Problem details: Practice item. Set the material below down again exactly, with no pictures.

Data to process:
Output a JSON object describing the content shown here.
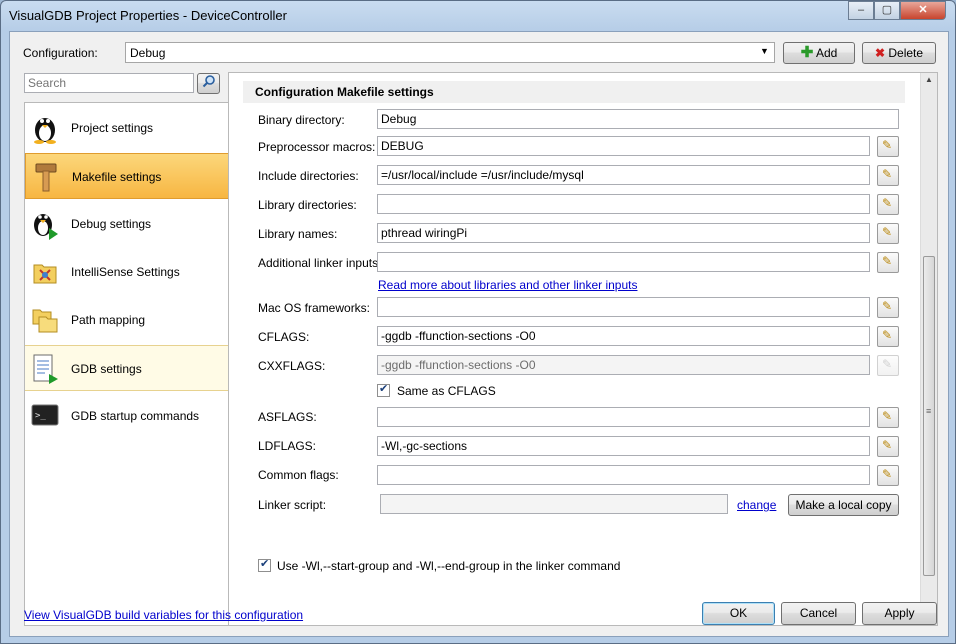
{
  "window": {
    "title": "VisualGDB Project Properties - DeviceController",
    "controls": {
      "minimize": "–",
      "restore": "▢",
      "close": "✕"
    }
  },
  "config": {
    "label": "Configuration:",
    "value": "Debug",
    "add_label": "Add",
    "delete_label": "Delete"
  },
  "search": {
    "placeholder": "Search"
  },
  "sidebar": {
    "items": [
      {
        "label": "Project settings",
        "icon": "penguin-icon"
      },
      {
        "label": "Makefile settings",
        "icon": "hammer-icon"
      },
      {
        "label": "Debug settings",
        "icon": "penguin-debug-icon"
      },
      {
        "label": "IntelliSense Settings",
        "icon": "intellisense-folder-icon"
      },
      {
        "label": "Path mapping",
        "icon": "folders-icon"
      },
      {
        "label": "GDB settings",
        "icon": "document-arrow-icon"
      },
      {
        "label": "GDB startup commands",
        "icon": "terminal-icon"
      }
    ]
  },
  "section": {
    "title": "Configuration Makefile settings"
  },
  "fields": {
    "binary_dir": {
      "label": "Binary directory:",
      "value": "Debug"
    },
    "preproc": {
      "label": "Preprocessor macros:",
      "value": "DEBUG"
    },
    "include_dirs": {
      "label": "Include directories:",
      "value": "=/usr/local/include =/usr/include/mysql"
    },
    "library_dirs": {
      "label": "Library directories:",
      "value": ""
    },
    "library_names": {
      "label": "Library names:",
      "value": "pthread wiringPi"
    },
    "linker_inputs": {
      "label": "Additional linker inputs:",
      "value": ""
    },
    "linker_link": "Read more about libraries and other linker inputs",
    "macos_fw": {
      "label": "Mac OS frameworks:",
      "value": ""
    },
    "cflags": {
      "label": "CFLAGS:",
      "value": "-ggdb -ffunction-sections -O0"
    },
    "cxxflags": {
      "label": "CXXFLAGS:",
      "value": "-ggdb -ffunction-sections -O0"
    },
    "same_as_cflags": {
      "label": "Same as CFLAGS",
      "checked": true
    },
    "asflags": {
      "label": "ASFLAGS:",
      "value": ""
    },
    "ldflags": {
      "label": "LDFLAGS:",
      "value": "-Wl,-gc-sections"
    },
    "common_flags": {
      "label": "Common flags:",
      "value": ""
    },
    "linker_script": {
      "label": "Linker script:",
      "value": "",
      "change": "change",
      "copy_button": "Make a local copy"
    },
    "start_group": {
      "label": "Use -Wl,--start-group and -Wl,--end-group in the linker command",
      "checked": true
    }
  },
  "footer": {
    "link": "View VisualGDB build variables for this configuration",
    "ok": "OK",
    "cancel": "Cancel",
    "apply": "Apply"
  }
}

Task solution:
Output a JSON object describing the content shown here.
{
  "window": {
    "title": "VisualGDB Project Properties - DeviceController",
    "controls": {
      "minimize": "–",
      "restore": "▢",
      "close": "✕"
    }
  },
  "config": {
    "label": "Configuration:",
    "value": "Debug",
    "add_label": "Add",
    "delete_label": "Delete"
  },
  "search": {
    "placeholder": "Search"
  },
  "sidebar": {
    "items": [
      {
        "label": "Project settings",
        "icon": "penguin-icon"
      },
      {
        "label": "Makefile settings",
        "icon": "hammer-icon"
      },
      {
        "label": "Debug settings",
        "icon": "penguin-debug-icon"
      },
      {
        "label": "IntelliSense Settings",
        "icon": "intellisense-folder-icon"
      },
      {
        "label": "Path mapping",
        "icon": "folders-icon"
      },
      {
        "label": "GDB settings",
        "icon": "document-arrow-icon"
      },
      {
        "label": "GDB startup commands",
        "icon": "terminal-icon"
      }
    ]
  },
  "section": {
    "title": "Configuration Makefile settings"
  },
  "fields": {
    "binary_dir": {
      "label": "Binary directory:",
      "value": "Debug"
    },
    "preproc": {
      "label": "Preprocessor macros:",
      "value": "DEBUG"
    },
    "include_dirs": {
      "label": "Include directories:",
      "value": "=/usr/local/include =/usr/include/mysql"
    },
    "library_dirs": {
      "label": "Library directories:",
      "value": ""
    },
    "library_names": {
      "label": "Library names:",
      "value": "pthread wiringPi"
    },
    "linker_inputs": {
      "label": "Additional linker inputs:",
      "value": ""
    },
    "linker_link": "Read more about libraries and other linker inputs",
    "macos_fw": {
      "label": "Mac OS frameworks:",
      "value": ""
    },
    "cflags": {
      "label": "CFLAGS:",
      "value": "-ggdb -ffunction-sections -O0"
    },
    "cxxflags": {
      "label": "CXXFLAGS:",
      "value": "-ggdb -ffunction-sections -O0"
    },
    "same_as_cflags": {
      "label": "Same as CFLAGS",
      "checked": true
    },
    "asflags": {
      "label": "ASFLAGS:",
      "value": ""
    },
    "ldflags": {
      "label": "LDFLAGS:",
      "value": "-Wl,-gc-sections"
    },
    "common_flags": {
      "label": "Common flags:",
      "value": ""
    },
    "linker_script": {
      "label": "Linker script:",
      "value": "",
      "change": "change",
      "copy_button": "Make a local copy"
    },
    "start_group": {
      "label": "Use -Wl,--start-group and -Wl,--end-group in the linker command",
      "checked": true
    }
  },
  "footer": {
    "link": "View VisualGDB build variables for this configuration",
    "ok": "OK",
    "cancel": "Cancel",
    "apply": "Apply"
  }
}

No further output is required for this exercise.